Exercise data ->
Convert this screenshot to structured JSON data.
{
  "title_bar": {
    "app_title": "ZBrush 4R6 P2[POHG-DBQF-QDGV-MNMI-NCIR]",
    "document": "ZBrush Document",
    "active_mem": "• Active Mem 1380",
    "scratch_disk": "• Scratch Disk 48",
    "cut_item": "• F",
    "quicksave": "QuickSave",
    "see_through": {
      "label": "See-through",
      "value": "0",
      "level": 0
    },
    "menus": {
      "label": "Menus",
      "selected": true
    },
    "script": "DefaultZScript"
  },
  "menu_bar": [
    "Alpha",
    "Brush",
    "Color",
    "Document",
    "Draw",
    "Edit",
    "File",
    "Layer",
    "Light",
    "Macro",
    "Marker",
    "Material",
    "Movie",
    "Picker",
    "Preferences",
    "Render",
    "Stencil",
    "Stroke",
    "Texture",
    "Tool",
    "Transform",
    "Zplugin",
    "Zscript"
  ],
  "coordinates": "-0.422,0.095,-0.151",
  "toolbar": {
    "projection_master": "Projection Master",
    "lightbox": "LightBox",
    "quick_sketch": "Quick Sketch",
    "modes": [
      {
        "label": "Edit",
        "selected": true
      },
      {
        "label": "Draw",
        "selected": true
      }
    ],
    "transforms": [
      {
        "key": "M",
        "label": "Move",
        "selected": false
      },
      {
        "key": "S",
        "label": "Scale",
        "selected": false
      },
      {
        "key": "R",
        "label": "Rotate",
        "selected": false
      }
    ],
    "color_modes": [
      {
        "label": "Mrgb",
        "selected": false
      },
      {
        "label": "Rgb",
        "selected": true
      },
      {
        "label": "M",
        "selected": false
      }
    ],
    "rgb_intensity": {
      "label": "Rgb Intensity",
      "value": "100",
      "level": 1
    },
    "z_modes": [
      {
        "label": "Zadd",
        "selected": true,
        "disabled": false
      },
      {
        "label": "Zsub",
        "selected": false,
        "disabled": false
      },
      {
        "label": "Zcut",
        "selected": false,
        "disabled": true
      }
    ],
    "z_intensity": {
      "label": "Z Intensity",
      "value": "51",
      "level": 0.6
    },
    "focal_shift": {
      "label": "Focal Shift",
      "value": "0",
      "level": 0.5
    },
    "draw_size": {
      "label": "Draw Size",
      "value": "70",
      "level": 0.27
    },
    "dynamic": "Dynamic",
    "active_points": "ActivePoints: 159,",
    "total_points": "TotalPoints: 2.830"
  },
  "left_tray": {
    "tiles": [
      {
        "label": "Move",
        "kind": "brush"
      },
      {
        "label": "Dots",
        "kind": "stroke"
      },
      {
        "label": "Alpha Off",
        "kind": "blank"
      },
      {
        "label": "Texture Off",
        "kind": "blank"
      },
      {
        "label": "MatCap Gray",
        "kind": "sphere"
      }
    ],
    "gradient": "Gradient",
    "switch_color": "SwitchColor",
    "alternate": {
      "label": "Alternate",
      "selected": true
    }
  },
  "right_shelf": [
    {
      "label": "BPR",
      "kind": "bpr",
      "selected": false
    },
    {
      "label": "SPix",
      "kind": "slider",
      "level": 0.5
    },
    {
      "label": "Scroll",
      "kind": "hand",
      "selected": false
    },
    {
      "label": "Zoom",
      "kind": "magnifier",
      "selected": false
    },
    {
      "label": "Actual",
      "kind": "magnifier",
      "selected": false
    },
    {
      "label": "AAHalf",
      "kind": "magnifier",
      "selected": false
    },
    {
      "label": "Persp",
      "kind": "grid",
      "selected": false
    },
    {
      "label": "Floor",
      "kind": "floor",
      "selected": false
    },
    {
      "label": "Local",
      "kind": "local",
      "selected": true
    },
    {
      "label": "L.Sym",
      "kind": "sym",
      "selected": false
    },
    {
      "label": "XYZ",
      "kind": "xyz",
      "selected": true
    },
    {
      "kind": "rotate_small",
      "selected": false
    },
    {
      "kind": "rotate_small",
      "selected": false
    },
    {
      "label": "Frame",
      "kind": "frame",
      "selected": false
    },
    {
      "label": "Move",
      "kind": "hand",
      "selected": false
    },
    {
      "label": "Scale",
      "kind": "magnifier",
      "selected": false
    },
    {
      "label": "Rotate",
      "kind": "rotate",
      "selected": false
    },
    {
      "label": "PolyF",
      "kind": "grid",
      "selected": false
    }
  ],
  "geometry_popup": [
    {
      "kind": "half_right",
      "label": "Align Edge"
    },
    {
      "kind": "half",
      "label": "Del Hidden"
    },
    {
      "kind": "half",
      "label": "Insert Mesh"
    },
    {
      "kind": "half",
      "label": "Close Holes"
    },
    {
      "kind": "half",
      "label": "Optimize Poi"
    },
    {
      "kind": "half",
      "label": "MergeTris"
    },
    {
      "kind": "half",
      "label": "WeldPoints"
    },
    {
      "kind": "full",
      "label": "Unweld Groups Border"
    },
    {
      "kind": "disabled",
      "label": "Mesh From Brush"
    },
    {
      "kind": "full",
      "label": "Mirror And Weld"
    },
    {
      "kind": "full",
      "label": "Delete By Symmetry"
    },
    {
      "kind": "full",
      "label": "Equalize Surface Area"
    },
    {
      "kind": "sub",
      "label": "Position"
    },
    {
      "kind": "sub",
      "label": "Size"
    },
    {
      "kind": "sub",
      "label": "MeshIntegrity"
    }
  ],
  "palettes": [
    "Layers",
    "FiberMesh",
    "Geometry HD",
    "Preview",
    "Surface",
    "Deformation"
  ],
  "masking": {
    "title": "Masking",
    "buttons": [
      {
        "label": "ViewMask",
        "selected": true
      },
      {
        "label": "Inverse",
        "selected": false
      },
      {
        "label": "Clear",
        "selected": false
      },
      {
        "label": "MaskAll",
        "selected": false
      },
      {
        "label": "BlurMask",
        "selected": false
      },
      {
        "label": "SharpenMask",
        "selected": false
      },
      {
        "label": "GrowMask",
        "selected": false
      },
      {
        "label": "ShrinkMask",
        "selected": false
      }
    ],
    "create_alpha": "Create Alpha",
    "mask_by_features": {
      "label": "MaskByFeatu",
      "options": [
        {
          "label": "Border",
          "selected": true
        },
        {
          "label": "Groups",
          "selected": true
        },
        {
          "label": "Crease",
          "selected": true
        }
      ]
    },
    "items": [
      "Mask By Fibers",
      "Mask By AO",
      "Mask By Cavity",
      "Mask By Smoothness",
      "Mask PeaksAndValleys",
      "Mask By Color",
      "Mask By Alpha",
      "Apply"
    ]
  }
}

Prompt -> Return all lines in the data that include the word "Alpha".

Task output ->
    "Alpha",
        "label": "Alpha Off",
    "create_alpha": "Create Alpha",
      "Mask By Alpha",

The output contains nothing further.